“A major milestone was my advocacy for the removal of VAT on mobile phones, so as to increase their penetration in the market. At the time, we didn’t have a policy person for East and Central Africa, which was my focus region,” she says.
“There was a need to give more Africans access to smartphones to increase their interaction with the internet. The cost of smartphones was limited by how many people actually had access to them. When the smartphones landed, we saw how much they were costing and so I thought, why don’t we lobby in Cameroon, Tanzania, Kenya, and Uganda, and have VAT removed to make them more affordable and increase internet penetration?”
It was outside her job description, but she was relentless, and the fruits of her efforts can be seen to date.
In 2021, she broke down her VAT on mobile phone advocacy down in an interview with Fuzu, a recruitment firm.
“I knew that the Permanent Secretary for Information and Communication (2005 - 2013), Dr. Bitange Ndemo valued technology and so I reached out to him and shared my proposal,” she said.
Dorothy added: “He advised that I rally the media to get more attention from the public and other stakeholders. Dr Ndemo was monumental in supporting the proposal. With the support of my country director, we worked with other phone manufacturers such as LG to join us in the lobbying and it was covered passionately in the media.”
“In June 2008 when the Minister of Finance, who at the time was our President H. E. Uhuru Kenyatta read the budget, and we all tuned in and listened carefully. Finally, he announced the zero-rating of mobile phones in Kenya. Oh my, it was such an incredible win. Six months later, we saw a huge uptake in smartphones as they were now affordable to Kenyans.”
We also talk about Dorothy’s passion for tech. She points out some of the emerging issues in the industry, highlighting artificial intelligence as one of the subjects the industry should keep its eye on.
“People need to pay attention to AI and how it is evolving, how it’s affecting news and media. How can publishers use AI to enhance the work that they do?” she poses.
“AI has multiple uses, whether it’s in detecting issues on websites or it is being used to enhance the interaction between you and your audience. Businesses can take up and execute AI models that have been tried before.”

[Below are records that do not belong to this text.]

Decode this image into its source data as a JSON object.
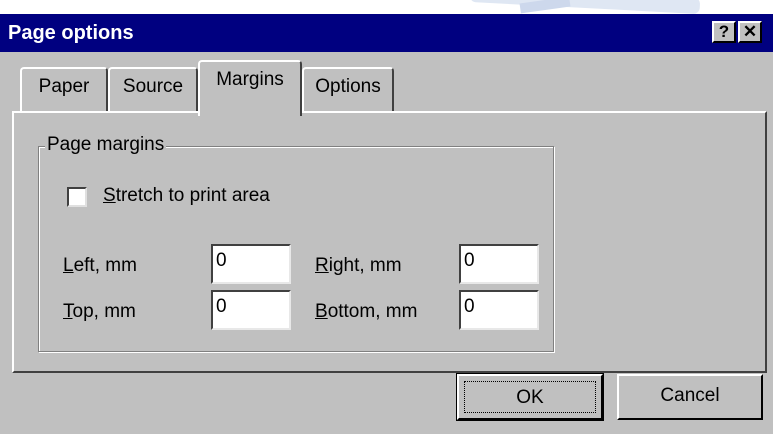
{
  "window": {
    "title": "Page options",
    "help_glyph": "?",
    "close_glyph": "✕"
  },
  "tabs": [
    {
      "label": "Paper",
      "active": false
    },
    {
      "label": "Source",
      "active": false
    },
    {
      "label": "Margins",
      "active": true
    },
    {
      "label": "Options",
      "active": false
    }
  ],
  "margins": {
    "group_title": "Page margins",
    "stretch": {
      "label_first": "S",
      "label_rest": "tretch to print area",
      "checked": false
    },
    "left": {
      "label_first": "L",
      "label_rest": "eft, mm",
      "value": "0"
    },
    "right": {
      "label_first": "R",
      "label_rest": "ight, mm",
      "value": "0"
    },
    "top": {
      "label_first": "T",
      "label_rest": "op, mm",
      "value": "0"
    },
    "bottom": {
      "label_first": "B",
      "label_rest": "ottom, mm",
      "value": "0"
    }
  },
  "buttons": {
    "ok": "OK",
    "cancel": "Cancel"
  }
}
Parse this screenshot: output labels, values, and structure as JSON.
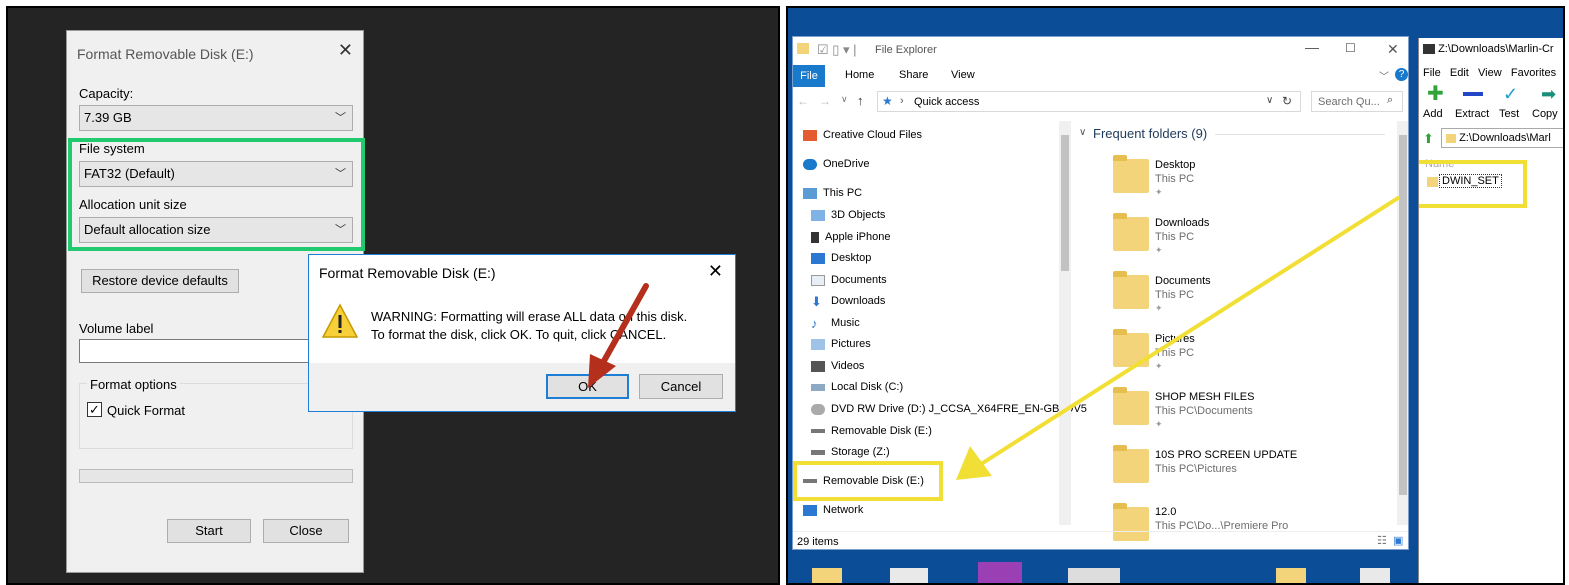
{
  "format_dialog": {
    "title": "Format Removable Disk (E:)",
    "capacity_label": "Capacity:",
    "capacity_value": "7.39 GB",
    "filesystem_label": "File system",
    "filesystem_value": "FAT32 (Default)",
    "alloc_label": "Allocation unit size",
    "alloc_value": "Default allocation size",
    "restore_button": "Restore device defaults",
    "volume_label": "Volume label",
    "volume_value": "",
    "options_label": "Format options",
    "quick_format_label": "Quick Format",
    "quick_format_checked": true,
    "start_button": "Start",
    "close_button": "Close"
  },
  "warning_dialog": {
    "title": "Format Removable Disk (E:)",
    "line1": "WARNING: Formatting will erase ALL data on this disk.",
    "line2": "To format the disk, click OK. To quit, click CANCEL.",
    "ok_button": "OK",
    "cancel_button": "Cancel"
  },
  "explorer": {
    "title": "File Explorer",
    "tabs": [
      "File",
      "Home",
      "Share",
      "View"
    ],
    "address": "Quick access",
    "search_placeholder": "Search Qu...",
    "nav_items": [
      {
        "label": "Creative Cloud Files",
        "icon": "creative-cloud-icon"
      },
      {
        "label": "OneDrive",
        "icon": "onedrive-icon"
      },
      {
        "label": "This PC",
        "icon": "computer-icon"
      },
      {
        "label": "3D Objects",
        "icon": "cube-icon"
      },
      {
        "label": "Apple iPhone",
        "icon": "phone-icon"
      },
      {
        "label": "Desktop",
        "icon": "desktop-icon"
      },
      {
        "label": "Documents",
        "icon": "document-icon"
      },
      {
        "label": "Downloads",
        "icon": "download-icon"
      },
      {
        "label": "Music",
        "icon": "music-icon"
      },
      {
        "label": "Pictures",
        "icon": "picture-icon"
      },
      {
        "label": "Videos",
        "icon": "video-icon"
      },
      {
        "label": "Local Disk (C:)",
        "icon": "drive-icon"
      },
      {
        "label": "DVD RW Drive (D:) J_CCSA_X64FRE_EN-GB_DV5",
        "icon": "dvd-icon"
      },
      {
        "label": "Removable Disk (E:)",
        "icon": "usb-drive-icon"
      },
      {
        "label": "Storage (Z:)",
        "icon": "network-drive-icon"
      },
      {
        "label": "Removable Disk (E:)",
        "icon": "usb-drive-icon"
      },
      {
        "label": "Network",
        "icon": "network-icon"
      }
    ],
    "section_title": "Frequent folders (9)",
    "folders": [
      {
        "name": "Desktop",
        "sub": "This PC"
      },
      {
        "name": "Downloads",
        "sub": "This PC"
      },
      {
        "name": "Documents",
        "sub": "This PC"
      },
      {
        "name": "Pictures",
        "sub": "This PC"
      },
      {
        "name": "SHOP MESH FILES",
        "sub": "This PC\\Documents"
      },
      {
        "name": "10S PRO SCREEN UPDATE",
        "sub": "This PC\\Pictures"
      },
      {
        "name": "12.0",
        "sub": "This PC\\Do...\\Premiere Pro"
      }
    ],
    "status": "29 items"
  },
  "winrar": {
    "title": "Z:\\Downloads\\Marlin-Cr",
    "menu": [
      "File",
      "Edit",
      "View",
      "Favorites"
    ],
    "tools": [
      "Add",
      "Extract",
      "Test",
      "Copy"
    ],
    "path": "Z:\\Downloads\\Marl",
    "column": "Name",
    "item": "DWIN_SET"
  },
  "colors": {
    "highlight_green": "#21c96f",
    "highlight_yellow": "#f1df35",
    "arrow_red": "#b5301c"
  }
}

She says that another emerging issue in tech is breaking down that fear that many people have - the fear of technology. She says if they can be educated on how to use it, and if tech can be demystified, that will open up new opportunities for the industry.
Now at Google, Dorothy is a busy woman, whose days are characterised by back-to-back meetings and engagements.
“I get home and sit down on the carpet, quietly,” she says about unwinding.
“It is about being centred, still, and living in that moment. Not thinking about that day or the future, but being completely present. I practice deep breathing and take an hour just to do that,” she says and agrees that it is something like meditation.
She also has a close relationship with God, and her mornings before work and exercise see her reading the bible and having reflective moments in prayer.
Dorothy laughs that hearty laughter when I ask about her love life, and she reflects on a 2014 interview with Parents Magazine where she spoke about marriage and divorce.
“How do you feel now? Are you still a romantic?” I probe.
“I am definitely still a romantic. But I would say that I am very happy with myself. I’m an extrovert, introvert and in my job, I am very extroverted. I need space to come to me. At the moment I’m husband-free by choice, but if the right one comes, they can meet me up here.”